Kent, WA – Lovae’s success story is a “dream scenario” according to her CCS Case Manager Alida. “She was motivated and she put in the work. If you look into the factors against her she should not be doing as well as she is.” Lovae is 64, has a learning disability and struggles with mental health issues. She has always lived in a “program apartment,” a shelter, or a group home.
Now, she is finally living in an affordable apartment that she pays for herself and she is learning to be a member of a community. Back in September, Lovae was a guest of the Hospitality House, a small women-only shelter in Burien. Lovae connected with CCS Rapid Re-Housing (RRH) Program which supports individuals and families experiencing homelessness. Lovae was Alida’s first client.
Alida supported Lovae and accompanied her to apply for senior housing.
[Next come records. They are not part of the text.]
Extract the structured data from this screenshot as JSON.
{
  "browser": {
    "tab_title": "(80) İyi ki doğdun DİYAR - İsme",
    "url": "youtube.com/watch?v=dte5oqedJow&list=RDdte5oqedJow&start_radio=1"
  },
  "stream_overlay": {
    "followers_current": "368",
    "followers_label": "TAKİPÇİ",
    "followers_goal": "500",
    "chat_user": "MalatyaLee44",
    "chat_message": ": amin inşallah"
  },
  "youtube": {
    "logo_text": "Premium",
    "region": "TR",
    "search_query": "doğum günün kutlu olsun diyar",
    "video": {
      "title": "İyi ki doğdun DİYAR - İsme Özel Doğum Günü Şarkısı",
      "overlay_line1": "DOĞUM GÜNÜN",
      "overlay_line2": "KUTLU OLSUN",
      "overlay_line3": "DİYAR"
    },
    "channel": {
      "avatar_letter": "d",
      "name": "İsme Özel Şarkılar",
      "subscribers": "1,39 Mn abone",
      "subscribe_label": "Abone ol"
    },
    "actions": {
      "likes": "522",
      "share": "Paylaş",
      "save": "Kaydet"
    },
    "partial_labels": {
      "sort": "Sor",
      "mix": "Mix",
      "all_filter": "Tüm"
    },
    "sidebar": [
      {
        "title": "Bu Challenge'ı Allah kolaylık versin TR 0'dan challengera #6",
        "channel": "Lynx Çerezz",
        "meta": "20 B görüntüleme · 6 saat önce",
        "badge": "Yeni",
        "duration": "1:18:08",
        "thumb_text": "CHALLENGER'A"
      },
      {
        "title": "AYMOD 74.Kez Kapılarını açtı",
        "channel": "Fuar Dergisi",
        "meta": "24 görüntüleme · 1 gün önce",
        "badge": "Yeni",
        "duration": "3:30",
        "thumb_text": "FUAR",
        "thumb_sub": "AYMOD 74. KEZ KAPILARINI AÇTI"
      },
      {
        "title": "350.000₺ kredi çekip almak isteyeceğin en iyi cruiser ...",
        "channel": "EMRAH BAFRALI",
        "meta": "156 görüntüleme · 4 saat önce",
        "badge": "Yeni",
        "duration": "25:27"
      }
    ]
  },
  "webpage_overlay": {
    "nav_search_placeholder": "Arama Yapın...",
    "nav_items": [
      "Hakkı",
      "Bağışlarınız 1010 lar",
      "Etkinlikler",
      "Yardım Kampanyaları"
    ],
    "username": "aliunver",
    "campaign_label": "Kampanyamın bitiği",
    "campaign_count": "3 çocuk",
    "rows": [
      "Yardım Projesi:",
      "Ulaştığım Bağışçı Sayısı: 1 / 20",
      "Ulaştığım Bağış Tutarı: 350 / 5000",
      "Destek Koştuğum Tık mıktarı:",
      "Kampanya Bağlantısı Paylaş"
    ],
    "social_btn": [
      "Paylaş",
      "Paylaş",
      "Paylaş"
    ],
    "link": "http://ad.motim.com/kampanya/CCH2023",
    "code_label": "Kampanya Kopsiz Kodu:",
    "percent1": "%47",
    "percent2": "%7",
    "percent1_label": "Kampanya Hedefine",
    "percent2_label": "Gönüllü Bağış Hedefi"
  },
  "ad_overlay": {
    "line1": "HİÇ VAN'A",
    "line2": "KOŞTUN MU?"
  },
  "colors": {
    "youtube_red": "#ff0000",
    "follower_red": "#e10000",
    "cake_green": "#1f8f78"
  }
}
After eight weeks, Lovae heard back that her application had been accepted! She signed her lease on December 22, 2021. She didn’t want to spend Christmas alone, so Hospitality House welcomed her to continue to stay with them through the holidays.
Rapid Re-Housing Program covered Lovae’s application fee, her deposit, and rent for the first month. RRH continued to provide a portion of her rent. Now Lovae is paying for her own rent with SSDI benefits. Case managers at RRH typically continue to support clients up to a month after they are housed to increase the chances of housing stability. Alida requested, and her supervisor granted her, special permission to continue to support Lovae for several more months.
Lovae’s church helped her furnish her new apartment. It is often surreal for clients who have never had their own place to find a place to call home. When entering her apartment for the first time Lovae walked around touching objects saying, “This is my door, this is my window, this is my toilet and I don’t have to share it with anyone.”
A skill that Lovae is learning is self-advocacy. As she learns to advocate for herself, she says that support of CCS staff is teaching her that she has value and worth. Lovae’s heart is in service. “When you walk into the dining room of her apartment complex she makes you feel welcome,” said her case manager. Lovae expressed hope in going back to Hospitality House to volunteer as a greeter. She said, “I want to give back and now I can do it.” Lovae’s hope for the future is to stay at her current apartment through the end of her lease and then move to an apartment building in Burien. She would like to be close to her friends to provide volunteer chore support such as washing dishes.
“I shouldn’t say that I am proud of her, but I am so proud of her,” said her case manager. It is stories like this that help case mangers persevere through tough caseloads. Lovae truly is a success story and we wish her all the best.